The Impact of Bystander Video from Smartphones
Houston Public Media: Story about people using cellphones to record such events as shootings and arrests quotes Baylor University researcher Jim Roberts, Ph.D., The Ben H. Williams Professor of Marketing in Baylor’s Hankamer School of Business. Roberts says a new social trend is that people are choosing to record provocative events rather than intervene. “We’re going beyond one step of being just apathetic bystanders...to what I call ‘cruel voyeurs,’” Roberts says.
Professional Selling Program Recognized by Sales Education Foundation
The Sales Education Foundation (SEF) named Baylor’s Professional Selling program to their list of Top University Sales Programs for the sixth year in a row
3 Unexpected Ways to Help Your Kids Be Mindful About Screen Time
The Huffington Post: Article includes three experts' viewpoints on family technology use. Quoted is Jim Roberts, Ph.D., The Ben H. Williams Professor of Marketing in Baylor’s Hankamer School of Business. Roberts, author of “Too Much of a Good Thing: Are You Addicted to Your Smart Phone?”, suggests tech-free zones of the house and times of the day – for everyone – so that cellphone use does not interfere with family relationships.
Surprising Links between Gratefulness, Money and Happiness
Psychology Today: If you feel thankful and grateful in general, you're more likely to experience happiness than people who are more focused on their material wealth and possessions, according to a recent study led by James A. Roberts, Ph.D., The Ben H. Williams Professor of Marketing in Baylor’s Hankamer School of Business. But when people who are more materialistic have an experience that causes them to feel gratitude in some form, their level of happiness rises. The research was published in The Journal of Positive Psychology.
10 Ways Your Smartphone is Making You Fat
Active Beat: A recent Baylor University study reports that female college students spend 10 hours daily on their smartphones, while men spend roughly 8 hours.
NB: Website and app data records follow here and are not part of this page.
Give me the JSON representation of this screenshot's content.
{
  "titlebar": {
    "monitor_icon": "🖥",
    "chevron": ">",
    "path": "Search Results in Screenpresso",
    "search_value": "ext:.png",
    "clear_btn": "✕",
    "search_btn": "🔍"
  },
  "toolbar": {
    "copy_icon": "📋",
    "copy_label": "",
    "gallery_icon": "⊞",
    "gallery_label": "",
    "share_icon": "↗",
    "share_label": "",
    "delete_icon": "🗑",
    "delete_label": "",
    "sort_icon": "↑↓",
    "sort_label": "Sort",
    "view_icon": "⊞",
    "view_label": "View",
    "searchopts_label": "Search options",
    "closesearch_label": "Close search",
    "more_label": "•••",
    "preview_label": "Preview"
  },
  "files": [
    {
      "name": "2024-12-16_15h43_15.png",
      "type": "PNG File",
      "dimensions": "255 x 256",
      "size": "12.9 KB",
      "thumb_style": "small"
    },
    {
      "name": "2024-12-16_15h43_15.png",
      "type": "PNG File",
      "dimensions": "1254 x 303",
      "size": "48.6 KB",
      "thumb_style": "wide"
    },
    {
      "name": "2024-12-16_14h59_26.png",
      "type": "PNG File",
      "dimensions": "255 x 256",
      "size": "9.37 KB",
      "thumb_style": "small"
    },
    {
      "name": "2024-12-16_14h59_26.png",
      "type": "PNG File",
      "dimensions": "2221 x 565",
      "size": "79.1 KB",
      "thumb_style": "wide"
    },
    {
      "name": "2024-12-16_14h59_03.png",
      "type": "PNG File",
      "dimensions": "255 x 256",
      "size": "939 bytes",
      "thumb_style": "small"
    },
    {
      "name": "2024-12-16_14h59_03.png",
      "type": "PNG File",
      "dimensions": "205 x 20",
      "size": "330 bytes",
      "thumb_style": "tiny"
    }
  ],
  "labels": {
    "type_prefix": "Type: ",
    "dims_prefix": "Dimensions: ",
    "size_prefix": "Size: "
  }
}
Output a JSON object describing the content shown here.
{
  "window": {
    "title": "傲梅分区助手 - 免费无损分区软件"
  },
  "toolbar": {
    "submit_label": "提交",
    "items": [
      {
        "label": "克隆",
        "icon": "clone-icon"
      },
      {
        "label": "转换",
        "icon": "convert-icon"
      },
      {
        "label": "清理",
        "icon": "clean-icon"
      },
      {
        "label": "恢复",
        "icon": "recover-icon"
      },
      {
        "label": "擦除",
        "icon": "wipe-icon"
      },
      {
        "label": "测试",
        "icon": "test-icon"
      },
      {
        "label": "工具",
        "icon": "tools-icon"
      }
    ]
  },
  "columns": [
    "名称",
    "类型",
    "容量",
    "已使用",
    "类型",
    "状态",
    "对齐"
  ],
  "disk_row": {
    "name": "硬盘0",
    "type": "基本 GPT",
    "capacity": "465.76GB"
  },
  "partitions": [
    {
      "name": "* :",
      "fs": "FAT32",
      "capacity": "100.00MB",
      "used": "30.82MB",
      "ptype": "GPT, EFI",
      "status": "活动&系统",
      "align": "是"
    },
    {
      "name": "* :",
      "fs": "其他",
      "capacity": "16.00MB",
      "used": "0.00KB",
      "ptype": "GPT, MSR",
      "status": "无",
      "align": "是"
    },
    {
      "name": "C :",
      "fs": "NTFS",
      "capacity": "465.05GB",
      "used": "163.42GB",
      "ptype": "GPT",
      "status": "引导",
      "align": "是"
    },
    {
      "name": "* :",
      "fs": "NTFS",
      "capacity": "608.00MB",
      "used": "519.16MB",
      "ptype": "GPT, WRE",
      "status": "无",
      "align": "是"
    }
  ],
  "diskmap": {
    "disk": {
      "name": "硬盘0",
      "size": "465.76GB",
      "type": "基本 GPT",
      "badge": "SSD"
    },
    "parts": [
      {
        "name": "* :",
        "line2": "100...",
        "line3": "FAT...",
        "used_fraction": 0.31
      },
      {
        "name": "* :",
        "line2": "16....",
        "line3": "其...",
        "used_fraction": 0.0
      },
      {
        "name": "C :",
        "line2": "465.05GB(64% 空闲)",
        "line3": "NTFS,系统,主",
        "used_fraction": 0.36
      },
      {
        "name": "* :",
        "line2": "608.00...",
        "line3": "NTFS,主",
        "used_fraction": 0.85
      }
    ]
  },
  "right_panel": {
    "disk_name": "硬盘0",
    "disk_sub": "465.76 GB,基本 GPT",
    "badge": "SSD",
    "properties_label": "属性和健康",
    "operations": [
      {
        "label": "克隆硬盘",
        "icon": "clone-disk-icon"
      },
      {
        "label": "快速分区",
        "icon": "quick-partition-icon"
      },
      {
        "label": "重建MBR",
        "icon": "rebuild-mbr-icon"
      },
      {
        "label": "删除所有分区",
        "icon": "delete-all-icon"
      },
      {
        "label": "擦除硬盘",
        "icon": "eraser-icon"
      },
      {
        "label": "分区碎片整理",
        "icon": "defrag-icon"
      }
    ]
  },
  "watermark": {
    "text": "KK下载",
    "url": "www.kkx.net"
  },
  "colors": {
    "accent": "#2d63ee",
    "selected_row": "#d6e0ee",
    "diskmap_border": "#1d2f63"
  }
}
According to the article, the time we spend on our phones is preventing us from doing more beneficial activities, like working out.
Yet Another Reason Advertisers Should Embrace Body Diversity
The Huffington Post: New research by James Roberts, Ph.D., The Ben H. Williams Professor of Marketing in Baylor’s Hankamer School of Business, is the focus of this The Huffington Post article addressing whether a model’s body size in an advertisement affects a consumer’s purchase. Roberts’ research found that marketers and advertisers who default to the “thin ideal” – the belief that thinner is better – could be alienating up to 70 percent of their audience. The article is part of The Huffington Post’s “Social Science Made Simple” series.
A Consumer Dilemma: More Kale or Less Cake?
As time goes on, more and more people are monitoring their food consumption in an attempt to lose weight or improve their overall health. But, should consumers focus on avoiding unhealthy foods or on eating more healthy foods? After seeing countless articles and headlines with titles such as “Foods You Should Avoid at All Costs” and “Best Foods for Your Health,” Assistant Professor of Marketing Meredith E. David wanted to find out for herself.
Study: Hey, Advertising and Marketing Pros! Before You ‘Go Thin,’ Think Again
Here’s the skinny: Not all women will buy products because the models in the advertisements are thin, according to a new study of a diverse group of 239 women by a Baylor University marketing professor.
Smartphone Separation Anxiety: How Bad is Your Nomophobia?
NBC’s TODAY Show: “Nomophobia” (no-mobile-phone-phobia) – that anxious feeling when you are without your smartphone – was the subject of NBC reporter Erica Hill’s story for Thursday’s TODAY Show, which features James Roberts, Ph.D., The Ben H. Williams Professor of Marketing in Baylor’s Hankamer School of Business. Roberts, whose research on cellphone addiction has made national and international news for many months, was interviewed as an expert source. He said, “Cellphones are becoming a more integral part of our life, and as they have become more portable, as they become more multifunctional, we find more ways to become attached to them, if not addicted.” Several of Roberts’ tips, as well as his research, which found that male and female college students spend an average of 8-10 hours per day on their mobile devices, respectively, were also included in the piece.
2015’s Mayweather vs. Pacquiao by the Numbers
Wallet Hub: Kirk Wakefield, Ph.D., the Edwin W. Streetman Professor of Retail Marketing in Baylor’s Hankamer School of Business, is quoted as an expert source regarding the popularity of boxing, compared to other sports – football and soccer, specifically. “Given the rise of soccer in popularity among millennials, if the NFL does not adapt to the culture and properly assess the risks of the sport, it may end up where boxing is today. Of course, we are talking over the course of decades.”